Of all the birds that visit our garden, it is the humble mallards that give me the most pleasure. Not because they are spectacularly pretty or because they are rare or endangered but because each has its own personality.
We spend more on bird food each year than is sensible (given our income) but because of that we attract all-comers to the garden. Wood pigeons come in flocks but I honestly cannot tell one from another. House sparrows nest in profusion in every crack and crevice and often completely cover the bird feeding area but let’s be honest, they all look the same. Blue tits and great tits come and go all the time but I don’t know whether 50 different ones come to the peanuts each day or whether the same one comes back 50 times. Ducks are a completely different matter….
For the last 4 years we have been privileged to be the host to mallards from April to about mid-July. I would love to know where they go from August to March but nobody seems to know, however, each April they return to our garden to great jubilation on our part.

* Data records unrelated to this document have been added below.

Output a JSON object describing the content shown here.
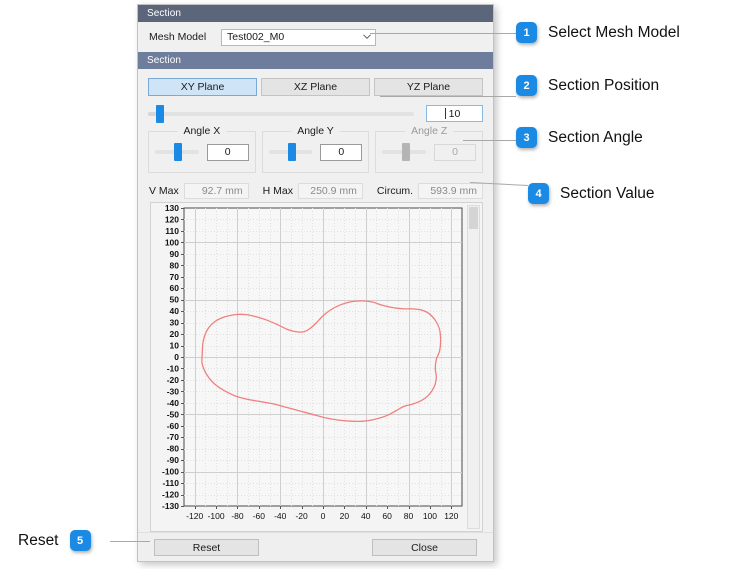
{
  "dialog": {
    "header_1": "Section",
    "header_2": "Section",
    "mesh_model": {
      "label": "Mesh Model",
      "value": "Test002_M0",
      "caret_icon": "chevron-down-icon"
    },
    "tabs": [
      {
        "label": "XY Plane",
        "active": true
      },
      {
        "label": "XZ Plane",
        "active": false
      },
      {
        "label": "YZ Plane",
        "active": false
      }
    ],
    "position": {
      "value": "10",
      "slider_percent": 3
    },
    "angles": [
      {
        "label": "Angle X",
        "value": "0",
        "slider_percent": 46,
        "disabled": false
      },
      {
        "label": "Angle Y",
        "value": "0",
        "slider_percent": 46,
        "disabled": false
      },
      {
        "label": "Angle Z",
        "value": "0",
        "slider_percent": 46,
        "disabled": true
      }
    ],
    "readouts": [
      {
        "label": "V Max",
        "value": "92.7 mm"
      },
      {
        "label": "H Max",
        "value": "250.9 mm"
      },
      {
        "label": "Circum.",
        "value": "593.9 mm"
      }
    ],
    "buttons": {
      "reset": "Reset",
      "close": "Close"
    }
  },
  "callouts": [
    {
      "number": "1",
      "text": "Select Mesh Model"
    },
    {
      "number": "2",
      "text": "Section Position"
    },
    {
      "number": "3",
      "text": "Section Angle"
    },
    {
      "number": "4",
      "text": "Section Value"
    },
    {
      "number": "5",
      "text": "Reset"
    }
  ],
  "colors": {
    "accent": "#1a8ae5",
    "header_dark": "#5c667b",
    "header_mid": "#6e7d9b",
    "tab_active": "#cfe4f7",
    "curve": "#f08080"
  },
  "chart_data": {
    "type": "line",
    "title": "",
    "xlabel": "",
    "ylabel": "",
    "xlim": [
      -130,
      130
    ],
    "ylim": [
      -130,
      130
    ],
    "grid": true,
    "legend": null,
    "x_ticks": [
      -120,
      -100,
      -80,
      -60,
      -40,
      -20,
      0,
      20,
      40,
      60,
      80,
      100,
      120
    ],
    "y_ticks": [
      130,
      120,
      110,
      100,
      90,
      80,
      70,
      60,
      50,
      40,
      30,
      20,
      10,
      0,
      -10,
      -20,
      -30,
      -40,
      -50,
      -60,
      -70,
      -80,
      -90,
      -100,
      -110,
      -120,
      -130
    ],
    "series": [
      {
        "name": "Section outline",
        "closed": true,
        "color": "#f08080",
        "points": [
          [
            -113,
            2
          ],
          [
            -112,
            14
          ],
          [
            -108,
            24
          ],
          [
            -101,
            31
          ],
          [
            -92,
            35
          ],
          [
            -82,
            37
          ],
          [
            -72,
            37
          ],
          [
            -62,
            35
          ],
          [
            -52,
            32
          ],
          [
            -42,
            28
          ],
          [
            -33,
            24
          ],
          [
            -25,
            22
          ],
          [
            -18,
            22
          ],
          [
            -12,
            25
          ],
          [
            -6,
            30
          ],
          [
            0,
            36
          ],
          [
            7,
            41
          ],
          [
            15,
            45
          ],
          [
            25,
            48
          ],
          [
            36,
            49
          ],
          [
            46,
            48
          ],
          [
            56,
            45
          ],
          [
            66,
            43
          ],
          [
            76,
            42
          ],
          [
            84,
            42
          ],
          [
            92,
            41
          ],
          [
            99,
            38
          ],
          [
            105,
            32
          ],
          [
            109,
            24
          ],
          [
            110,
            14
          ],
          [
            109,
            5
          ],
          [
            106,
            -2
          ],
          [
            105,
            -10
          ],
          [
            106,
            -18
          ],
          [
            104,
            -26
          ],
          [
            99,
            -33
          ],
          [
            92,
            -38
          ],
          [
            84,
            -41
          ],
          [
            76,
            -43
          ],
          [
            68,
            -47
          ],
          [
            60,
            -51
          ],
          [
            50,
            -54
          ],
          [
            38,
            -56
          ],
          [
            26,
            -56
          ],
          [
            14,
            -55
          ],
          [
            2,
            -53
          ],
          [
            -10,
            -50
          ],
          [
            -22,
            -47
          ],
          [
            -34,
            -44
          ],
          [
            -46,
            -41
          ],
          [
            -58,
            -39
          ],
          [
            -70,
            -37
          ],
          [
            -82,
            -34
          ],
          [
            -93,
            -29
          ],
          [
            -102,
            -23
          ],
          [
            -109,
            -15
          ],
          [
            -113,
            -6
          ],
          [
            -113,
            2
          ]
        ]
      }
    ]
  }
}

The first year we had just one, a male duck that I wanted to call Donald but my wife said that was too ordinary for such a noble creature so we ultimately settled on “Mr. Duck”. When, the next year, he brought a female with him we inevitably called her “Mrs. Duck”. The next year an outsider (another male who we called “Conman”) desperately wanted to join the pair of them but we soon learned that a ménage à trois just doesn’t work in the world of the duck. Mr. Duck spent the entire summer rushing at and fervently pecking Conman every time he came within a few yards of his lady.
This year things have really heated up because now we have four ducks. I’m sure it would be quite uneventful if there were two ducks and two drakes but instead there are three drakes and just the one original Mrs. Duck. She constantly looks a little smug because her charms are evidently appreciated by 3 potential suitors but poor Mr. Duck is in a constant state of panic – every time he chases off Conman he finds that “Marauder” (the name of the fourth one of “our” ducks) is sneaking up from the rear.
And what about that wonderful noise they all make. If you asked an alien to match the way that a creature looks with the noise that it makes, then he would never in a million years pair together a duck with its ridiculously funny quack.
To learn more about mallards you can do no better than the RSPB website and to make sure that you can correctly identify a Mallard along with other colourful ducks, then try our Duck Quiz and see how you get on.